The Narrator brings Layla’s invitation for a secret rendezvous to Majnun. The two lovers meet at night in a garden, but Majnun accuses Layla of unfaithfulness. She convinces him of her true heart, but asks him not to come too near. Both are torn between the longing for love and its sublimation in purity, until Majnun runs away.
Excited, Eurydice tells the emblematic story how Orfeo convinced the gods of the underworld with his passionate singing to give her back to him and to life. While she is supposed to just follow him he has to fulfill the rule not to look at her before both will have reached the upper world. Eurydice, changed by the experience of death, is longing for her new life, but maybe for a different, more independent one than before.
Layla recalls the early death of her husband, who out of love had given in to her brave refusal of conjugal rights. While everybody assumes she is mourning her dead husband, she finally can shed tears for Majnun without hiding them.
Exhausted by her emotional stress Layla is dying, telling her mother the secret of her everlasting love for Qays called Majnun. Parallel to her fever phantasies Orfeo and Eurydice are on their way up from the realm of death. As Eurydice does not answer his increasingly urgent questions he can not bear the uncertainty of her presence any more and suddenly turns to look at her. Immediately Eurydice tumbles down and vanishes, while Layla is dying in the arms of her mother.
In the utmost isolation of their mourning Majnun and Orfeo express their grief, suffering and loneliness.
At this darkest moment the Narrator takes over again, while the animals and the choir gather around the two devastated lovers and poets. The Narrator tells how Orfeo, though surrounded by the friendly beasts, was ripped apart in ecstasy by the worshippers of the God Dionysos. Orfeo and Majnun themselves, joined by Eurydice and Layla, finish their stories: Majnun died at Layla’s tomb and was then buried together with her, united in death and in paradise, while Orfeo, against all odds, was given Eurydice back again by the god of love.
Orfeo’s lyre, according to the myth, was turned into a stellar constellation, and the craters of the recently discovered asteroid Eros are named after the starcrossed lovers. While the choir and the singers praise the power of love, the question remains, why this love in stories and reality often is hindered by obstacles rather than find fulfillment. Inmidst the hymn of love the narrator is calling for a change of our minds for the sake of love.
Synopsis written by Martina Winkel
4 things to know about Orfeo & Majnun
1° About the project
The opera Orfeo & Majnun emerges out of a community project led by La Monnaie and the Festival d’Aix-en-Provence. The two stories at its hear - Orfeo and Eurydice and Leïla and Majnoun - emerged from different cultures, varied musical styles and languages.
Orpheus and Eurydice are mythological characters from Ovid’s Metamorphoses. The Leïla and Majnoun legend was written by the Persian poet Nizami in 1188.
The opera is multilingual: Orpheus and Eurydice sing in English, Layla and Majnun in Arabic, and a female narrator tells the story in French.

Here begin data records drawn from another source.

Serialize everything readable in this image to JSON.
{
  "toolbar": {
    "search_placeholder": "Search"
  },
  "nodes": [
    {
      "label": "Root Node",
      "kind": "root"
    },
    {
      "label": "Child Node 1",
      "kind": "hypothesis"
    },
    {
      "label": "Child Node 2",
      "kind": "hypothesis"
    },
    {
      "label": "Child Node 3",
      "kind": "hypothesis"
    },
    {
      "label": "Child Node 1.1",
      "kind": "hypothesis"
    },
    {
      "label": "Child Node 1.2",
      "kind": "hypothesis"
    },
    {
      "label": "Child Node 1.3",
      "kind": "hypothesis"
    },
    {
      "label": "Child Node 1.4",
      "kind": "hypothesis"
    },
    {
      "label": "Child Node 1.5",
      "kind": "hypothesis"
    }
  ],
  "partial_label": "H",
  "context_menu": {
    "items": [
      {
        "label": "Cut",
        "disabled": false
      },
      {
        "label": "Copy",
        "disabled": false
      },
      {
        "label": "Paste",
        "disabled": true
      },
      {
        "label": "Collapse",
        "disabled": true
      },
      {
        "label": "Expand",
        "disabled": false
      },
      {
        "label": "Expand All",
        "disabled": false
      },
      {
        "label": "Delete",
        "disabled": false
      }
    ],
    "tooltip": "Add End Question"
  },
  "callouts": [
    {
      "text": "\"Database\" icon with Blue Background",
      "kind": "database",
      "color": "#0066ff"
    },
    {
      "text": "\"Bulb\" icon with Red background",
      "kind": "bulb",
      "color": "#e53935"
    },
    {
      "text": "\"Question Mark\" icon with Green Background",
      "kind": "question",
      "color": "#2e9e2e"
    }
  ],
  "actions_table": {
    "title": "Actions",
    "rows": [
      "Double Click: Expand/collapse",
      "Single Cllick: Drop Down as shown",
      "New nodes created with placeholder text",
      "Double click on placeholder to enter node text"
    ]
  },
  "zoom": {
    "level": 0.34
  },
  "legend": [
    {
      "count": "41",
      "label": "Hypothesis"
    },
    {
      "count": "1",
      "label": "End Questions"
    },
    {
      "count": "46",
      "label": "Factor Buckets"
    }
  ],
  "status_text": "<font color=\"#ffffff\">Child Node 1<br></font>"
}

Two directors work on this project, Airan Berg and Martina Winkel. Three composers, each of whom specialized in a different kind of music, worked together on the score, which can be described as a fusion of Western and Middle Eastern styles of music and singing : British composer Howard Moody, French-Palestinian composer and singer, oud-player Moneim Adwan and Dutch composer Dick van der Harst. Roger Titley is responsible for the creation and manipulation of the imposing animal puppets.